Creating Pathways was a National Indigenous Dance Forum funded by the Australia Council, with contributions from State/Territory arts ministries, including the NSW Ministry for the Arts. It was managed and produced by Ausdance National at the National Museum of Australia in Canberra in October.
The project brought together a group of invited Indigenous dance artists from around the country to discuss issues associated with their dance practice including isolation, professional development opportunities and access to existing or new resources.
The Creating Pathways Forum was held in Canberra at the National Museum of Australia and the location was absolutely beautiful. The forum targeted Indigenous people who are mid-career dance practitioners who came from all states representing contemporary dance and culture. It was overwhelming to listen, speak to and with some people I had not seen since they were students of dance. To meet them as a fellow practitioner addressing pathways for Indigenous dance artists was fantastic.
Mr. Dennis Newie and I held a morning dance workshop session. I am Kuku Yalanji (Cape York) and based in Sydney. I taught a community dance and reiterated that simplicity is the best option when working with young people who had differing dance capabilities and age differences. Mr. Newie is from an island called Moa. He taught a Torres Strait Island cultural dance and song that had informal structuring with the understanding of left and right leg, arm and head coordinated movements. This was an extraordinarily beautiful dance.
The next morning’s dance session was held by Mr. Simon Stewart (Broome) who taught his contemporary style that had strong elongated movements with impressive extensions through the legs. This was followed by a fun coordination warm-up held by Ms. Rita Pryce (Cairns) and she turned over the session to Mr. Sermsah Bimsaad (Port Hedland) and Ms. Nikki Ashby (Melbourne) for some serious Hip Hop movements with joints, bones and muscles articulating extremely athletically.
The forum sessions started with a talk by Ms Lydia Miller on the future direction of Indigenous dance and issues that may arise and how to address these particular issues.
People spoke passionately of serious recognition and acknowledgment of Indigenous professionals who have and continue to share qualitative goodwill in the Australian dance industry.

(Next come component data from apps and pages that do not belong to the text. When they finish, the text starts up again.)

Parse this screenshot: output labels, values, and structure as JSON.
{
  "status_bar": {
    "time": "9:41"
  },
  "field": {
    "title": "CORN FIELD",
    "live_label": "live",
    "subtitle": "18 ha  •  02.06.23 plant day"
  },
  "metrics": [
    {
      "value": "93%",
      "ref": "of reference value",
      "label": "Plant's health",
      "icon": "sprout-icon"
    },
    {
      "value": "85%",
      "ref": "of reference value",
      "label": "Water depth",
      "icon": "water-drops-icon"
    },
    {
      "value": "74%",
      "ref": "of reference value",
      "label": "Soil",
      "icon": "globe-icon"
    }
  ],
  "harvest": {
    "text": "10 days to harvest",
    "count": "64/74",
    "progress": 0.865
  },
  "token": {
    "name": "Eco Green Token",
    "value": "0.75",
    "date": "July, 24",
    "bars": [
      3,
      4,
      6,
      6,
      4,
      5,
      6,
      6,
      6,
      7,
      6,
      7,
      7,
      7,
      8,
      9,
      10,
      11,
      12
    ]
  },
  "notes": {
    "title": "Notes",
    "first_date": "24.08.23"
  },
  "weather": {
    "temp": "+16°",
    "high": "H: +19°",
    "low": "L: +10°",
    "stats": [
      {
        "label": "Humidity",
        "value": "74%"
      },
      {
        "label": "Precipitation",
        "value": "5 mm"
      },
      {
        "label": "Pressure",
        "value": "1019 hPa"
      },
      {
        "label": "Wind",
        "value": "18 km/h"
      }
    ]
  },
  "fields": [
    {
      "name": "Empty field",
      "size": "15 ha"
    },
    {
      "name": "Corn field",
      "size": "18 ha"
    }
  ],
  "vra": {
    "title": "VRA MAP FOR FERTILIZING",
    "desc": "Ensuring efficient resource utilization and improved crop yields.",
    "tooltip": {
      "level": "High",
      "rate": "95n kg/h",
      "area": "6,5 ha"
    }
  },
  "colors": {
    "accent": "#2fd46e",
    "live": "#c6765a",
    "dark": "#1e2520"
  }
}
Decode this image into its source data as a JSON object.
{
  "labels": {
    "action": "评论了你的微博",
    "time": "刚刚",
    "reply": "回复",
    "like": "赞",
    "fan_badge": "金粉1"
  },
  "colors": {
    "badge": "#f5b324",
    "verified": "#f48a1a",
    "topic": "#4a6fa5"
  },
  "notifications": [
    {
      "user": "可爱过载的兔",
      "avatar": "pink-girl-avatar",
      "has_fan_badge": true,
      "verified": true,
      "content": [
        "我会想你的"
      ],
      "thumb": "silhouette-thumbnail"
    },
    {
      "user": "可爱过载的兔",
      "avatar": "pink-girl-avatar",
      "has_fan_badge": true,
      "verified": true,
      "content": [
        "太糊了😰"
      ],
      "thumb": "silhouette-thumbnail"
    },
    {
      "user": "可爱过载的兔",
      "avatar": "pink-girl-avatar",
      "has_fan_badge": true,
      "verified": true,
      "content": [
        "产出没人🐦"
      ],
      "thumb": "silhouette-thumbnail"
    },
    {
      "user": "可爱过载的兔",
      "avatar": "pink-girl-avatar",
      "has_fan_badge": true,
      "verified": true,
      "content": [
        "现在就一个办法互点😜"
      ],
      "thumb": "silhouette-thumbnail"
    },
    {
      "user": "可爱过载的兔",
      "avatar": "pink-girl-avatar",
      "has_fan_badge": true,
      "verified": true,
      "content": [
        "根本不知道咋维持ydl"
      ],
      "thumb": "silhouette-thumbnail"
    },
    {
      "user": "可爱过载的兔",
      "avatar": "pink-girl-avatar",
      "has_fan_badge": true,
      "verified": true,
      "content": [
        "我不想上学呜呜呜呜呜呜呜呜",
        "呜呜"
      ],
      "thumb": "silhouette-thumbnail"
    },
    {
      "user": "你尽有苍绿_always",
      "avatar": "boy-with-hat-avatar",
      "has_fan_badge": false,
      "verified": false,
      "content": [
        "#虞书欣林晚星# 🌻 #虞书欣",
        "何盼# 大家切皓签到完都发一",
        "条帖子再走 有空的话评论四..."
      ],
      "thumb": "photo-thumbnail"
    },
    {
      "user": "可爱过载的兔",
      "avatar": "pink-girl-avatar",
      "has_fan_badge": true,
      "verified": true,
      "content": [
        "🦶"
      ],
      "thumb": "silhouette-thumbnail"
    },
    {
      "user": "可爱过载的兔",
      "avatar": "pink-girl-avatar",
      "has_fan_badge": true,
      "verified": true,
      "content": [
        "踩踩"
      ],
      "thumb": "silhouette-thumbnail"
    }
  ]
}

This recognition then transcends to committed increase in employment opportunities to qualified Indigenous professionals in mainstream arenas.
The Federal, State and Local governments recognised, and unrecognised, funding needs to have appropriate controls established to service the people. And commitment to Indigenous practitioners of dance so remuneration and entitlements be awarded to Indigenous Cultural and Contemporary Dance practitioners from employment sectors of society.
There were hard core issues talked about such as:
- Increase number of touring opportunities for Indigenous dancers which create realistic employment and career opportunities.
- Constant network building to resource Indigenous people in professional fields that has foundations to an establishment of an alumina with people who had graduated but also those who had studied.
- Community structures that employ people returning to homelands after graduating that assists in creating opportunities for the youth that then enables the youth to assist and support local community growth.
- Performance opportunities at festivals to assist the continuum of dance education culture and contemporary dance appreciation and attitudes in the broader community.
- Reinforce the need to have active Indigenous Dance Programs within the Education system that lead to accessible avenues to engage Indigenous professionals teaching dance classes.
The success stories like the Community Perspective on Day 1, the Tennant Creek School Children’s program and the employment examples of Dalisa Pigram (Broome) on Day 2, were brilliant outcomes because of the ingenuity and perseverance of a group of dedicated people or the driving force of a few. Ingenuity and perseverance are words that had resonated at the forum of Indigenous commitment to the dance industry in Australia.
With all that serious talk and discussions the participants were invited to spend some time at Mirramu Arts Centre at Bungendore on the edge of Lake George for a BBQ. The bus ride was great because songs were sung accompanied by Mr. Newie on guitar.
The final session of the Creating Pathways Forum spotlighted some areas for the mid-career artists to explore in accessing to funds and creative links.
The session featured Dion Hastie who is a dancer with the Leigh Warren and Dancers in Adelaide. There were a number of opportunities identified. The Dance House in Melbourne was calling for expressions of interest from all independent artists. Artists can take advantage of two performance spaces. There are opportunities of short residencies and Dance House can provide some assistance. The NSW Ministry of the Arts offers a program that has a Cultural and Arts Expression Strategy. The Australian Choreographic Centre offers a Fellowship Program, a major residency for collaborative works to be established and there is a Youth Ensemble. Arts ACT has an Indigenous Partnership Strategy with the aim of assisting individuals achieve their goals and, in the future, a dance component will be addressing dual careers and what’s involved.
I would like thank Ausdance National and Ms Wendy Morrow for their work organising Creating Pathways. I believe the Forum was well received and highly successful.
Monica D. Stevens